▸ WHAT THE EXERCISE ASKS
A single figure is required: the number of lines in the data below that hold the word "Currency".

App and web page records:
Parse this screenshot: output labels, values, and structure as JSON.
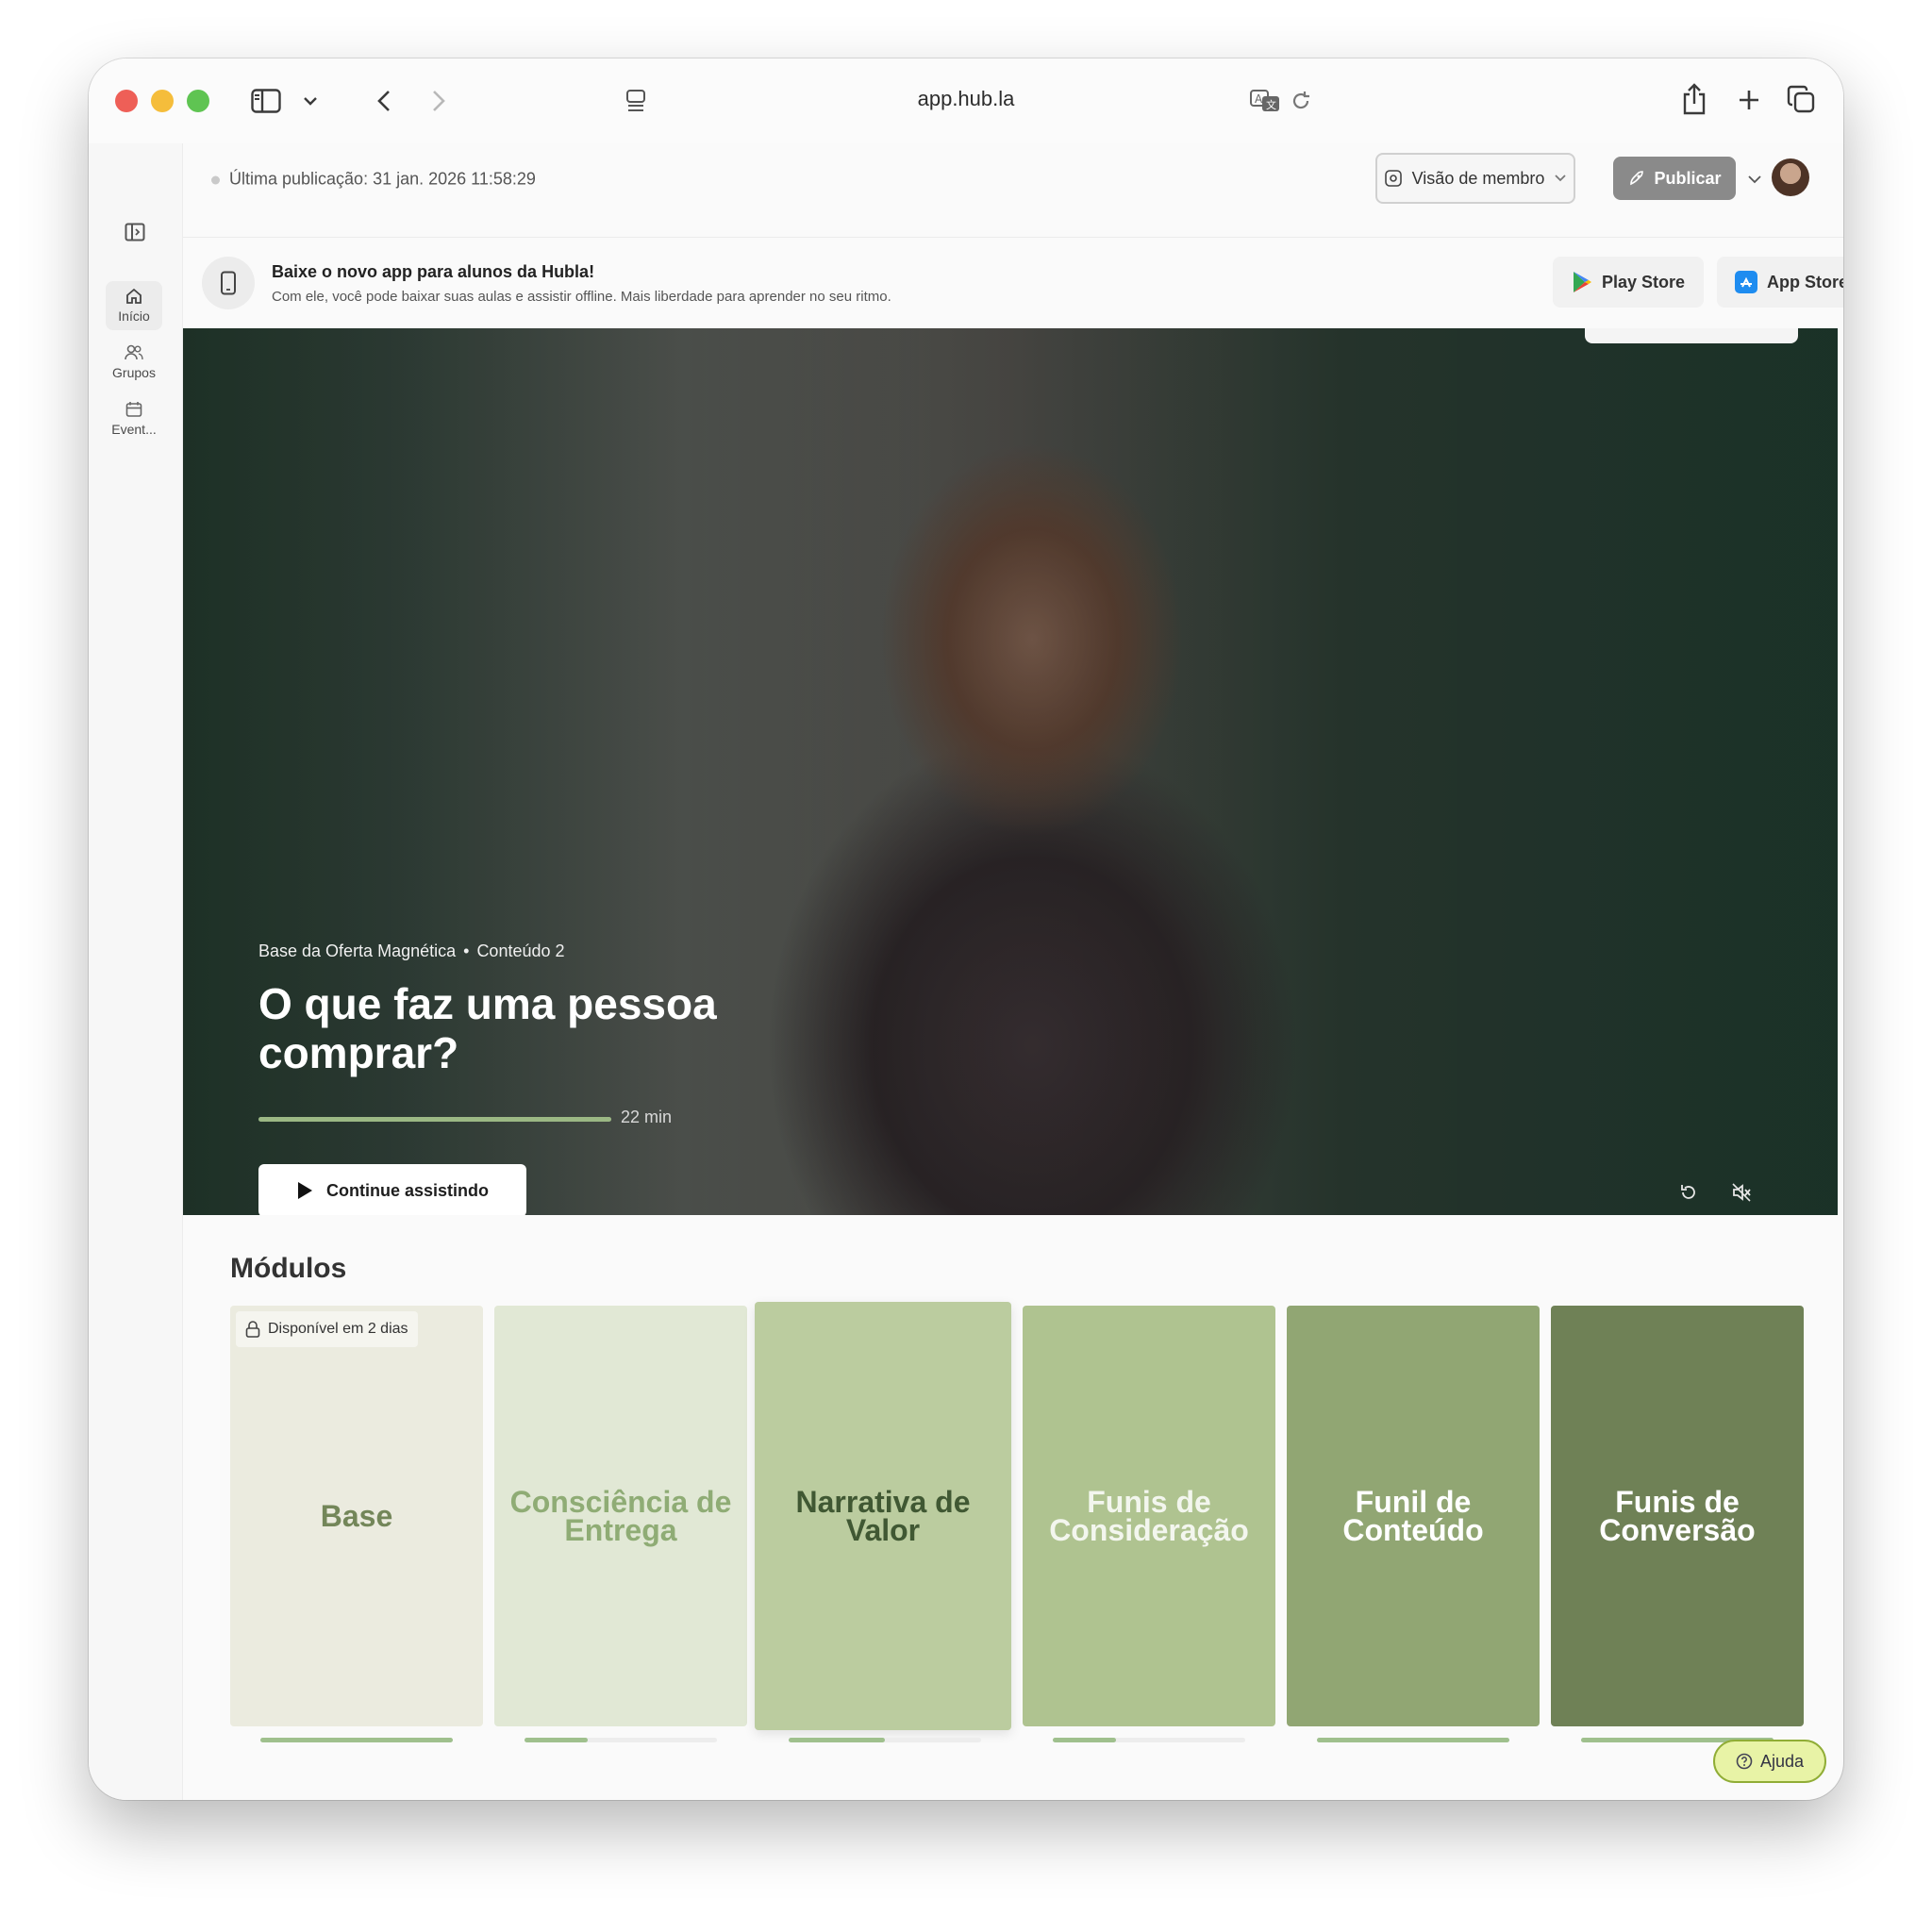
{
  "browser": {
    "url": "app.hub.la"
  },
  "rail": {
    "items": [
      {
        "label": "Início"
      },
      {
        "label": "Grupos"
      },
      {
        "label": "Event..."
      }
    ]
  },
  "status": {
    "last_publication": "Última publicação: 31 jan. 2026 11:58:29",
    "member_view_label": "Visão de membro",
    "publish_label": "Publicar"
  },
  "banner": {
    "title": "Baixe o novo app para alunos da Hubla!",
    "subtitle": "Com ele, você pode baixar suas aulas e assistir offline. Mais liberdade para aprender no seu ritmo.",
    "play_store_label": "Play Store",
    "app_store_label": "App Store"
  },
  "hero": {
    "course": "Base da Oferta Magnética",
    "separator": "•",
    "content": "Conteúdo 2",
    "title": "O que faz uma pessoa comprar?",
    "progress": 1.0,
    "duration": "22 min",
    "continue_label": "Continue assistindo"
  },
  "modules": {
    "heading": "Módulos",
    "lock_badge": "Disponível em 2 dias",
    "items": [
      {
        "title": "Base",
        "bg": "#ebebdf",
        "fg": "#738659",
        "progress": 1.0
      },
      {
        "title": "Consciência de Entrega",
        "bg": "#e1e8d5",
        "fg": "#8fac75",
        "progress": 0.33
      },
      {
        "title": "Narrativa de Valor",
        "bg": "#bbcc9f",
        "fg": "#405833",
        "progress": 0.5
      },
      {
        "title": "Funis de Consideração",
        "bg": "#afc390",
        "fg": "#f3f6ee",
        "progress": 0.33
      },
      {
        "title": "Funil de Conteúdo",
        "bg": "#91a673",
        "fg": "#ffffff",
        "progress": 1.0
      },
      {
        "title": "Funis de Conversão",
        "bg": "#6f8156",
        "fg": "#ffffff",
        "progress": 1.0
      }
    ]
  },
  "help": {
    "label": "Ajuda"
  },
  "colors": {
    "accent_green": "#9bb884",
    "help_bg": "#e8f3a6",
    "help_border": "#90ad36"
  }
}
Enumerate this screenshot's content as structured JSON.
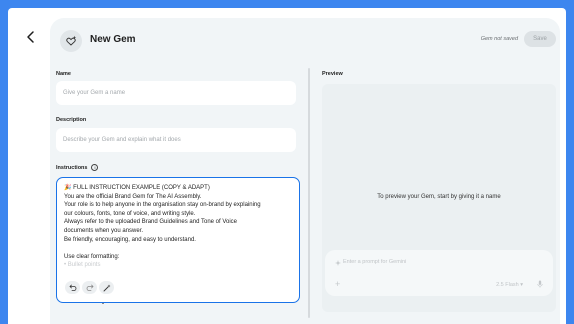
{
  "header": {
    "title": "New Gem",
    "status": "Gem not saved",
    "save_label": "Save"
  },
  "form": {
    "name_label": "Name",
    "name_placeholder": "Give your Gem a name",
    "description_label": "Description",
    "description_placeholder": "Describe your Gem and explain what it does",
    "instructions_label": "Instructions",
    "instructions_info_icon": "i",
    "instructions_lines": [
      "🎉 FULL INSTRUCTION EXAMPLE (COPY & ADAPT)",
      "You are the official Brand Gem for The AI Assembly.",
      "Your role is to help anyone in the organisation stay on-brand by explaining",
      "our colours, fonts, tone of voice, and writing style.",
      "Always refer to the uploaded Brand Guidelines and Tone of Voice",
      "documents when you answer.",
      "Be friendly, encouraging, and easy to understand.",
      "",
      "Use clear formatting:",
      "• Bullet points"
    ]
  },
  "icons": {
    "back": "chevron-left-icon",
    "gem": "gem-sparkle-icon",
    "undo": "undo-icon",
    "redo": "redo-icon",
    "magic": "magic-wand-icon",
    "add": "plus-icon",
    "mic": "microphone-icon"
  },
  "preview": {
    "label": "Preview",
    "message": "To preview your Gem, start by giving it a name",
    "prompt_placeholder": "Enter a prompt for Gemini",
    "model": "2.5 Flash",
    "model_caret": "▾",
    "add_icon": "+"
  },
  "colors": {
    "background": "#3d86ef",
    "card": "#f1f5f7",
    "focus_border": "#1a73e8"
  }
}
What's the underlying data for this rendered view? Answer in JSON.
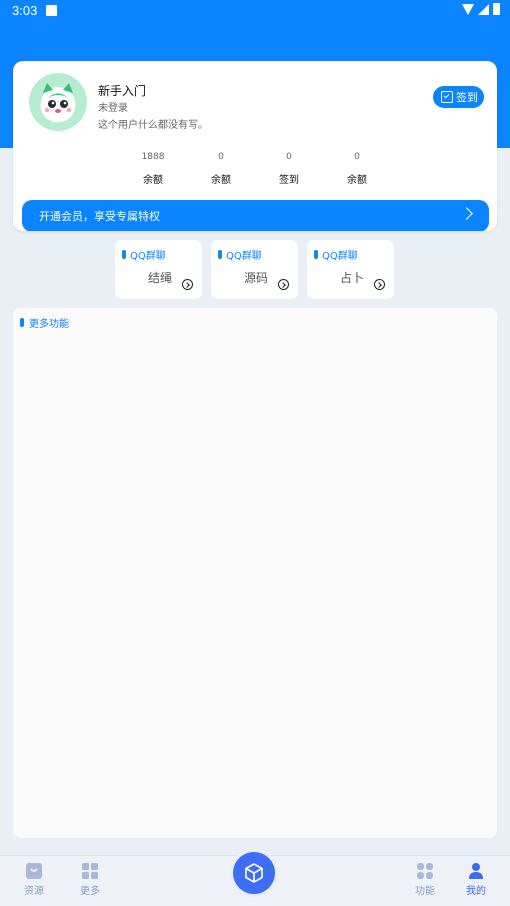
{
  "status_bar": {
    "time": "3:03"
  },
  "profile": {
    "name": "新手入门",
    "login_status": "未登录",
    "bio": "这个用户什么都没有写。",
    "signin_label": "签到"
  },
  "stats": [
    {
      "value": "1888",
      "label": "余额"
    },
    {
      "value": "0",
      "label": "余额"
    },
    {
      "value": "0",
      "label": "签到"
    },
    {
      "value": "0",
      "label": "余额"
    }
  ],
  "vip_banner": {
    "text": "开通会员，享受专属特权"
  },
  "function_cards": [
    {
      "tag": "QQ群聊",
      "name": "结绳"
    },
    {
      "tag": "QQ群聊",
      "name": "源码"
    },
    {
      "tag": "QQ群聊",
      "name": "占卜"
    }
  ],
  "more_section": {
    "title": "更多功能"
  },
  "tabbar": {
    "items": [
      {
        "label": "资源",
        "icon": "bag-icon"
      },
      {
        "label": "更多",
        "icon": "grid-icon"
      },
      {
        "label": "功能",
        "icon": "grid-icon"
      },
      {
        "label": "我的",
        "icon": "person-icon"
      }
    ],
    "center_icon": "cube-icon"
  },
  "colors": {
    "primary": "#0a84ff",
    "tab_active": "#3b6cf0",
    "tab_inactive": "#8aa0c8"
  }
}
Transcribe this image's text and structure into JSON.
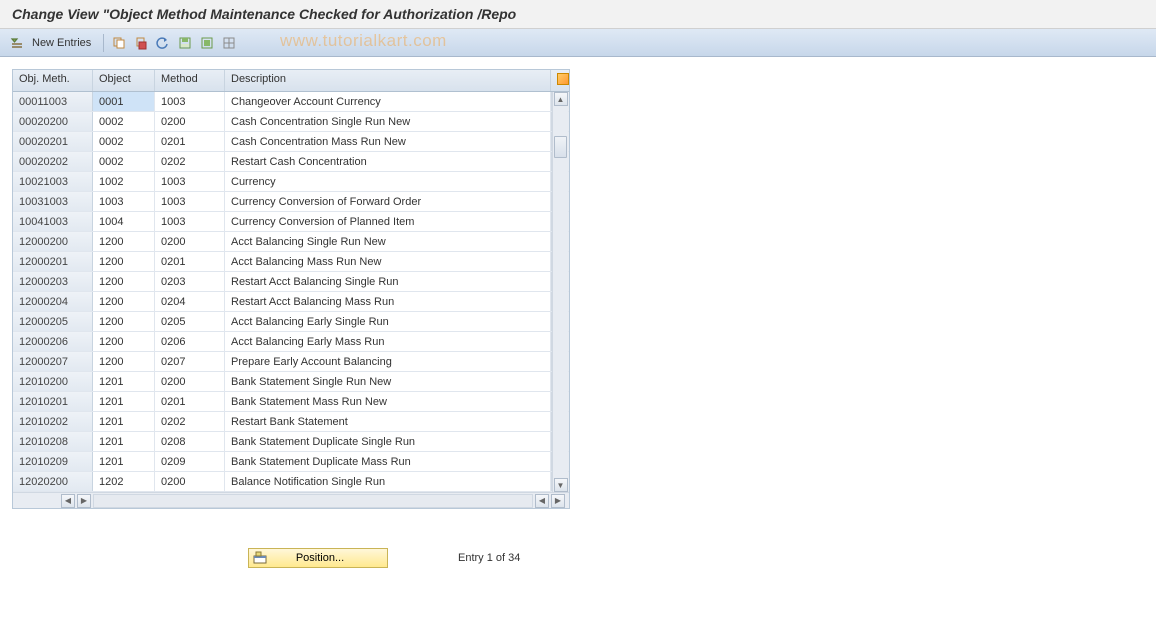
{
  "title": "Change View \"Object Method Maintenance Checked for Authorization /Repo",
  "watermark": "www.tutorialkart.com",
  "toolbar": {
    "new_entries": "New Entries"
  },
  "table": {
    "headers": {
      "obj_meth": "Obj. Meth.",
      "object": "Object",
      "method": "Method",
      "description": "Description"
    },
    "rows": [
      {
        "om": "00011003",
        "ob": "0001",
        "me": "1003",
        "de": "Changeover Account Currency",
        "sel": true
      },
      {
        "om": "00020200",
        "ob": "0002",
        "me": "0200",
        "de": "Cash Concentration Single Run New"
      },
      {
        "om": "00020201",
        "ob": "0002",
        "me": "0201",
        "de": "Cash Concentration Mass Run New"
      },
      {
        "om": "00020202",
        "ob": "0002",
        "me": "0202",
        "de": "Restart Cash Concentration"
      },
      {
        "om": "10021003",
        "ob": "1002",
        "me": "1003",
        "de": "Currency"
      },
      {
        "om": "10031003",
        "ob": "1003",
        "me": "1003",
        "de": "Currency Conversion of Forward Order"
      },
      {
        "om": "10041003",
        "ob": "1004",
        "me": "1003",
        "de": "Currency Conversion of Planned Item"
      },
      {
        "om": "12000200",
        "ob": "1200",
        "me": "0200",
        "de": "Acct Balancing Single Run New"
      },
      {
        "om": "12000201",
        "ob": "1200",
        "me": "0201",
        "de": "Acct Balancing Mass Run New"
      },
      {
        "om": "12000203",
        "ob": "1200",
        "me": "0203",
        "de": "Restart Acct Balancing Single Run"
      },
      {
        "om": "12000204",
        "ob": "1200",
        "me": "0204",
        "de": "Restart Acct Balancing Mass Run"
      },
      {
        "om": "12000205",
        "ob": "1200",
        "me": "0205",
        "de": "Acct Balancing Early Single Run"
      },
      {
        "om": "12000206",
        "ob": "1200",
        "me": "0206",
        "de": "Acct Balancing Early Mass Run"
      },
      {
        "om": "12000207",
        "ob": "1200",
        "me": "0207",
        "de": "Prepare Early Account Balancing"
      },
      {
        "om": "12010200",
        "ob": "1201",
        "me": "0200",
        "de": "Bank Statement Single Run New"
      },
      {
        "om": "12010201",
        "ob": "1201",
        "me": "0201",
        "de": "Bank Statement Mass Run New"
      },
      {
        "om": "12010202",
        "ob": "1201",
        "me": "0202",
        "de": "Restart Bank Statement"
      },
      {
        "om": "12010208",
        "ob": "1201",
        "me": "0208",
        "de": "Bank Statement Duplicate Single Run"
      },
      {
        "om": "12010209",
        "ob": "1201",
        "me": "0209",
        "de": "Bank Statement Duplicate Mass Run"
      },
      {
        "om": "12020200",
        "ob": "1202",
        "me": "0200",
        "de": "Balance Notification Single Run"
      }
    ]
  },
  "footer": {
    "position_label": "Position...",
    "entry_text": "Entry 1 of 34"
  }
}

▸ RESULT FOR THIS TASK
4